The mother of a 24-year-old man who was found dead inside a Rikers Island jail building has filed a $100 million claim notice alleging that Rikers staff for two days “disregarded and ignored” her son’s pleas for medical help.
The mother’s lawyer expects the litigation will involve broad civil rights issues and will include a wrongful-death claim, among numerous other causes of action, unless a settlement is first reached with New York City.
“He suffered in pain for at least two days, maybe even longer than that,” said Jaime Santana, the lawyer for the mother of the now-deceased man, Esias Johnson.
“We have multiple witnesses who say they were able to hear him beg for medical attention, and that the pleas could be heard outside his dorm area” in other dormitory areas of the Anna M. Kross Center building that houses inmates on Rikers Island, said Santana of the Bronx-based Santana Law Partners.
The detailed notice alleges that plaintiff Tracy Johnson’s son, who was being held on misdemeanor charges and awaiting a court date, made “numerous complaints of pain to his body, including but not limited to his stomach area, for at least two days prior to” him being found dead Sept. 7.
The claim notice, which also alleges constitutional violations, said Johnson suffered “severe and serious personal bodily injuries, conscious pain and suffering, grievous mental anguish, subsequent death, defamation of character, and ensuing damages and expenses, as a result of the recklessness, egregiousness, carelessness, and negligence” of the defendants. The claim notice names the city, Rikers Island, the building Johnson was found in, city correctional health services. and numerous unspecified corrections officers.
The New York Law Department, which was served with the claim notice Nov. 22, could not be reached for comment. Representatives at Rikers Island jail could not be immediately reached.
In a phone interview, Santana said he believes Esias Johnson’s death is emblematic of wider-ranging staff neglect issues playing out throughout the sprawling Rikers Island complex, as the pandemic has intensified staffing shortages, creating a “chaotic” atmosphere in which inmates’ medical problems, safety and prescription-drug needs are shunted aside.
Santana said that he has considered launching a class action suit against the city and Rikers as conditions worsen and “excuses” are made.
According to news reports, there have been at least 12 inmate deaths in city jails this year, the most since 2016.
“We routinely represent claimants who are either currently inmates at Rikers Island or were inmates,” said Santana. “Esias Johnson’s death is indicative of the medical neglect and the deplorable conditions which inmates are currently facing, which the most part seem to go either unnoticed or ignored.”
“These inmates, whether innocent or guilty, should not be given a death sentence,” because they went to Rikers, he said.
The plaintiff is still awaiting both a cause-of-death ruling and a toxicology report on Esias Johnson, Santana said.
Johnson also alleged that Esias had told her for days or weeks that Rikers staff was not taking him to scheduled court dates.
According to a New York Times report, though, city correction officials have maintained Johnson missed only one court date that was canceled by the court and that had been rescheduled for Sept. 8.
The article also said that over the last couple of years, Esias Johnson had been subject to at least six criminal complaints, and had been in and out of city jails, but that he hadn’t been convicted of any crime.

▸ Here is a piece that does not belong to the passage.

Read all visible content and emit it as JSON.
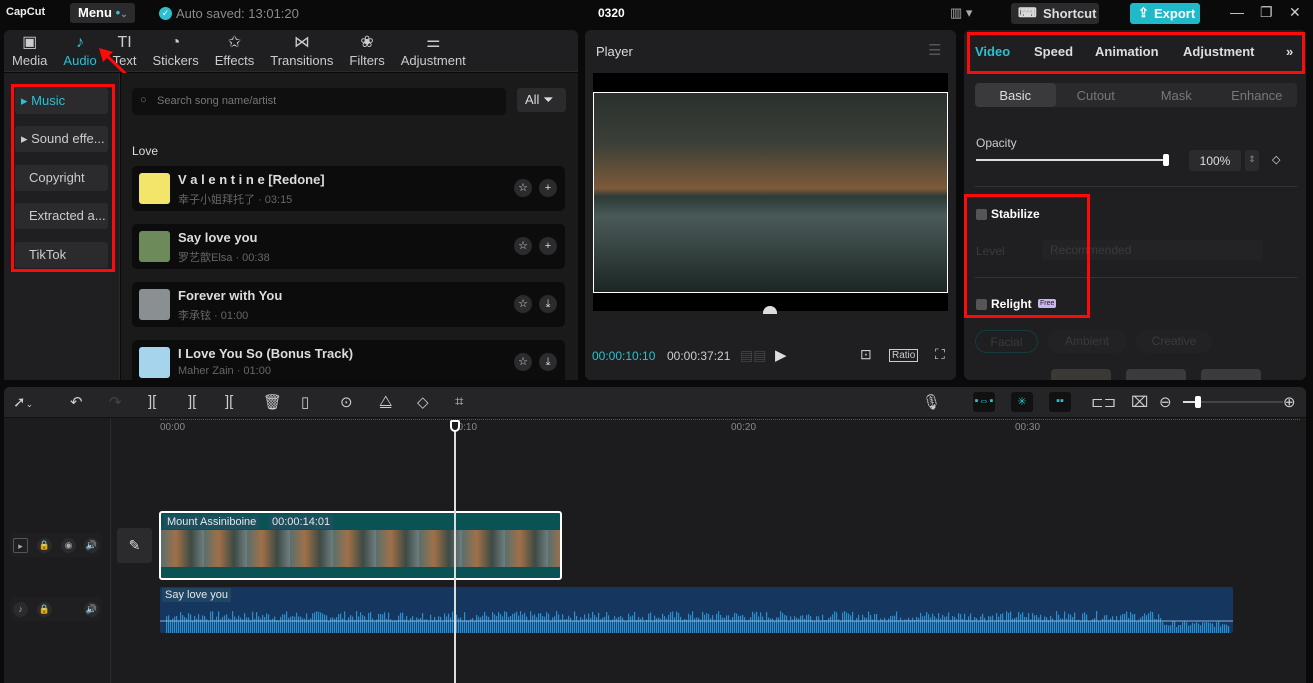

Santana could not confim that number of criminal complaints, but said of Esias Johnson’s death inside Rikers and the alleged circumstances surrounding it, “When you take into consideration the totality of circumstances involved in this case, and the fact that Esias was very young, you cannot put a price on Esias’ life.”